Trick and Treat

During Halloween, kids come by your house to request candy. If you can not give them any, they will become angry and throw toilet paper at your house!

This year, you have already scouted the neighbourhood and know that kids will come to your house in groups of $A_1, A_2, \dots , A_ N$ kids in that order. When a group of $A_ i$ kids comes, they will request $A_ i$ pieces of candy. If you do not have enough, they throw a roll of toilet paper and move on to the next house, never to return again. Otherwise, you will give them the candy and wait for the next group of kids.

You now wonder, if you have a budget that allows you to buy $M$ pieces of candy, how many should you buy in order to get as few as possible rolls of toilet paper thrown at you?

The first line of input contains two numbers $1 \le N \le 100\, 000$ and $1 \le M \le 2 \cdot 10^9$ – the number of group of kids that will come, and the maximum amount of candy that you can buy.

The next $N$ lines contains the sizes of the groups of kids that will come to your house, in the order that they arrive. Each group of kids will request between $1$ and $10$ pieces of candy.

Output a single integer – the fewest possible rolls of toilet paper you can have thrown at you, if you buy the right amount of candy.

Your solution will be tested on a set of test groups, each worth a number of points. To get the points for a test group you need to solve all test cases in the test group. Your final score will be the maximum score of a single submission.

Group |
Points |
Constraints |

1 |
50 |
$M$ and $N$ will be at most $100$. |

2 |
150 |
No further constraints. |

Sample Input 1 | Sample Output 1 |
---|---|

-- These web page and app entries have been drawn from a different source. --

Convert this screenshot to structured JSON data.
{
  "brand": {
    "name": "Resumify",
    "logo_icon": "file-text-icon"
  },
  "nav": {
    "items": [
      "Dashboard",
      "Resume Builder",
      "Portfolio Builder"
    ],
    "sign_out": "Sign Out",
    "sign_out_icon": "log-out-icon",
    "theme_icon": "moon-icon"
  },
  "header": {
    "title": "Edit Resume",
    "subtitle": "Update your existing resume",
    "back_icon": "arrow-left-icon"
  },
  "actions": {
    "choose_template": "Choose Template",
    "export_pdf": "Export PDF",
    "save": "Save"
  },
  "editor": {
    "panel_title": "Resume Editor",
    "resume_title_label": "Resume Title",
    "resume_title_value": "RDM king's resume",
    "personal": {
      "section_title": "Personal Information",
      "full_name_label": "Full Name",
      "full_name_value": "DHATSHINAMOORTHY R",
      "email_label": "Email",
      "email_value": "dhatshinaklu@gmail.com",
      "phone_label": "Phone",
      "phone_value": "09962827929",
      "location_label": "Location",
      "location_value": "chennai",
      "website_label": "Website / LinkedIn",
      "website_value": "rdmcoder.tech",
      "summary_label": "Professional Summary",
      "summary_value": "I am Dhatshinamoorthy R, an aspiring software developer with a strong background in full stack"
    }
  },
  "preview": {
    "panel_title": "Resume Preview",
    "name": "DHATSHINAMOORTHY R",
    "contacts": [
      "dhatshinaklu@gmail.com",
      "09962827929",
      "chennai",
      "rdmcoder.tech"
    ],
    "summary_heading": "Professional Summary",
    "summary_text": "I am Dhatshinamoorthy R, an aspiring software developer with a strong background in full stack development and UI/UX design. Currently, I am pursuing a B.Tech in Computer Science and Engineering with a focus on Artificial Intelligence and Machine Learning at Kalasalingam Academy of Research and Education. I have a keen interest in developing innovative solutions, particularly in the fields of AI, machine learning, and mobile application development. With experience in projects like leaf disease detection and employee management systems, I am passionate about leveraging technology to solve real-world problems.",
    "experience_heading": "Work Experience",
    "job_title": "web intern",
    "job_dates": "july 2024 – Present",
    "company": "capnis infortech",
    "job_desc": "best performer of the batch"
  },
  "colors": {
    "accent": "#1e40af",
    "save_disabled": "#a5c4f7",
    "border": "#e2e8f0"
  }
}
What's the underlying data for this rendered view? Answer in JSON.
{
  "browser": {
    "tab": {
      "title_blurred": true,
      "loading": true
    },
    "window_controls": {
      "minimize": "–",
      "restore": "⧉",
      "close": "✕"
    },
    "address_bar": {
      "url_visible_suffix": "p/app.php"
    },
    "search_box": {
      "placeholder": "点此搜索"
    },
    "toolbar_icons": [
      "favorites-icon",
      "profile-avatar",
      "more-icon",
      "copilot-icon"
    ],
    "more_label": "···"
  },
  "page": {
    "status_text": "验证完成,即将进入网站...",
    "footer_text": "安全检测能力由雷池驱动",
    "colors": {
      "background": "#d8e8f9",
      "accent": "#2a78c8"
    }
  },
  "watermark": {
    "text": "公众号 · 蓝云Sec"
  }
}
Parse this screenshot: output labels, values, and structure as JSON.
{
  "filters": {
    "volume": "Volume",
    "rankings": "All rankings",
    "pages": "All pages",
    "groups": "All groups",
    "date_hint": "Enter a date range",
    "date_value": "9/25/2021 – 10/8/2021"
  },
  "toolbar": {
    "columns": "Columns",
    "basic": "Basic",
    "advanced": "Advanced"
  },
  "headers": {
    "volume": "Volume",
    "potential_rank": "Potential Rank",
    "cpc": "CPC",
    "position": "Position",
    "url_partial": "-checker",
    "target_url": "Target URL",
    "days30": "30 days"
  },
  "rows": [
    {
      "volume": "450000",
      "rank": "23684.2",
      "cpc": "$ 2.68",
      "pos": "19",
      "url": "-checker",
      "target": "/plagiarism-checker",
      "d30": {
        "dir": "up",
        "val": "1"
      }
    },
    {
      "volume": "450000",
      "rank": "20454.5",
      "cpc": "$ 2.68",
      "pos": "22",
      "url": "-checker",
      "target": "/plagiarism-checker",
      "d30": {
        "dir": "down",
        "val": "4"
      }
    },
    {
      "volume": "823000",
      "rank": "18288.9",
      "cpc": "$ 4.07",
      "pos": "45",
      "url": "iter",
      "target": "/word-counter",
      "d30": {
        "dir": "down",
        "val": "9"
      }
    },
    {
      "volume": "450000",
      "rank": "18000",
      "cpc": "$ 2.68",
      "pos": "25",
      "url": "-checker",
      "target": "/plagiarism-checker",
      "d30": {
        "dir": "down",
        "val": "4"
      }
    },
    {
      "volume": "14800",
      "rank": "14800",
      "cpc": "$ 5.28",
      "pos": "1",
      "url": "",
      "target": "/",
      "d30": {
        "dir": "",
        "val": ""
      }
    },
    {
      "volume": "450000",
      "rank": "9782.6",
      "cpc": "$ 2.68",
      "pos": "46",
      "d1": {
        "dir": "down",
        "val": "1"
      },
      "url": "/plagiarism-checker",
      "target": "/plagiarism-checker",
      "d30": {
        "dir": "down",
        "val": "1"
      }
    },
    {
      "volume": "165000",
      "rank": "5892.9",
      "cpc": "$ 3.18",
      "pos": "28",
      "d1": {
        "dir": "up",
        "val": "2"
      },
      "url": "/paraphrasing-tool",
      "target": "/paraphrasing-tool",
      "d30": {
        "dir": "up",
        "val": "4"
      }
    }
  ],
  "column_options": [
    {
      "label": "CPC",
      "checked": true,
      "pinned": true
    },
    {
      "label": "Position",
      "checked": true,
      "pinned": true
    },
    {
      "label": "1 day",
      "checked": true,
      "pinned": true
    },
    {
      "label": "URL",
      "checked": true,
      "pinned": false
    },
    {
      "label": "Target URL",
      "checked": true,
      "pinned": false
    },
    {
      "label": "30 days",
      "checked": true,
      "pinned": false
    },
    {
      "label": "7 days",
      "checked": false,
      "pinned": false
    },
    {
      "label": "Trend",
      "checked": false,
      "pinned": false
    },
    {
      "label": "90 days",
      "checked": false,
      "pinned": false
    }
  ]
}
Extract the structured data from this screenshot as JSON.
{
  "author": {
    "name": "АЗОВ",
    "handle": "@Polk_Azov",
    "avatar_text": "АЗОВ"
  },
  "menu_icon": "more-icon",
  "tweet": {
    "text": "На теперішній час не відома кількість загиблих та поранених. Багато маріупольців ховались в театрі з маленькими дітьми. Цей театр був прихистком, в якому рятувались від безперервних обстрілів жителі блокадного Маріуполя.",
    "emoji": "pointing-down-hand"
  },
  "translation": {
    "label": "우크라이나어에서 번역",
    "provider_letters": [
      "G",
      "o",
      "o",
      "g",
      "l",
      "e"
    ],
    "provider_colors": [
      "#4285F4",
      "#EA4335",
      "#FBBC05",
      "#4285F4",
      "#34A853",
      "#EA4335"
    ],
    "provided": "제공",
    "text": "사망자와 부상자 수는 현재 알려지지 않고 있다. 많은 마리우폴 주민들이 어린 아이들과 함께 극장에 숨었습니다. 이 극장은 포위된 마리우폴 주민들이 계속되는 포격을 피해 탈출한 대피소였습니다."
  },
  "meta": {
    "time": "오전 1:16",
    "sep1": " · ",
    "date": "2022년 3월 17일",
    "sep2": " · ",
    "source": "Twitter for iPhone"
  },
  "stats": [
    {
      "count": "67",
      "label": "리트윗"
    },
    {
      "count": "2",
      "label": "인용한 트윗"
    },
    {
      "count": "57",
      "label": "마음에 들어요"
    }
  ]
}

3 3 3 2 1 |
2 |

Sample Input 2 | Sample Output 2 |
---|---|

3 2 1 1 2 |
1 |

Sample Input 3 | Sample Output 3 |
---|---|

7 5 2 1 1 4 3 2 5 |
4 |